But to the American Civil Liberties Union (ACLU), the proposed NYPD police reforms are merely common sense. In a statement made available via Russia Today, the ACLU called on the city council to pass the proposed reforms.

“Too often, New Yorkers are subjected to police encounters in which they are provided no information about the person stopping them or the basis for the interaction. New Yorkers have often misunderstood the extent of their privacy rights during a consensual search, and police officers exploit that misunderstanding.”

Other proposed NYPD reform measures before the city council include the following.

  • A measure requiring the NYPD to report the precincts of the cops with the most CCRB complaints against them.
  • A measure allowing “injurious physical force” only when absolutely necessary, and only a “proportionate amount” of such force.
  • A task force to study a possible body camera program.

Councilman Rory Lancman, who has sponsored three of the proposed police reform measures, is clear that the timing of the proposed reforms is important.

“[These proposed reform measures have] everything to do with the fact that we are fast approaching the one-year anniversary of Eric Garner’s death and the public rightly wants to know what we have done to make things better.”

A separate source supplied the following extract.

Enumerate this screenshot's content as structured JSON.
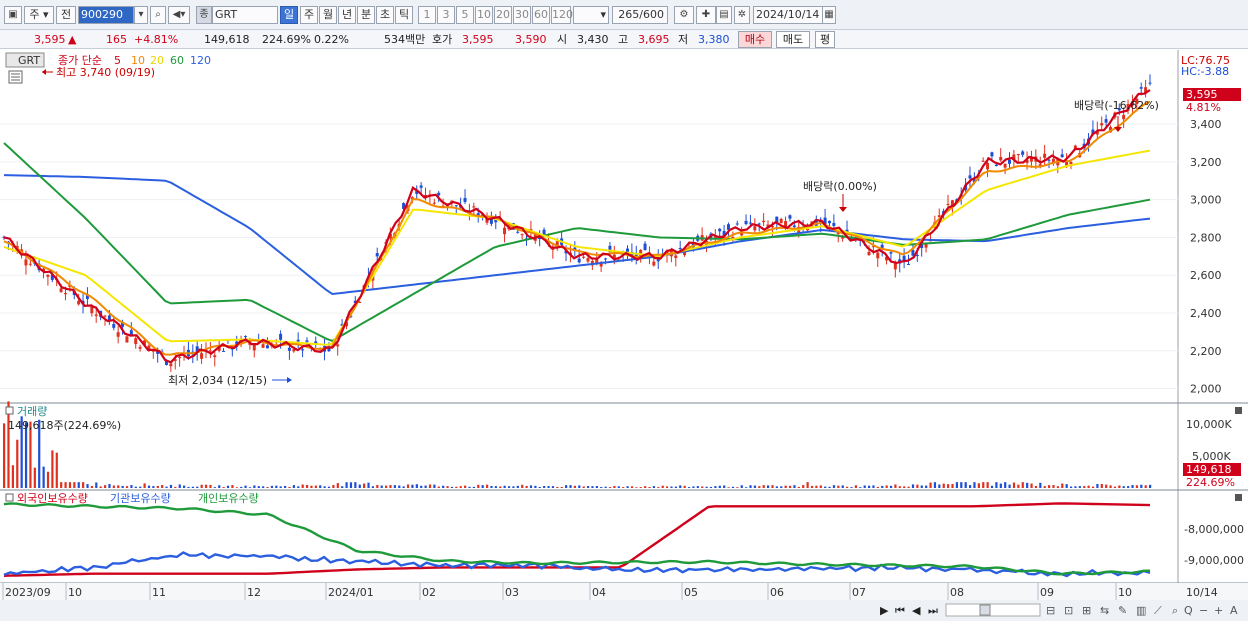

Do you think the proposed NYPD reforms are reasonable? Share your thoughts in the Comments below.

[Image courtesy of: Getty Images/Spencer Platt]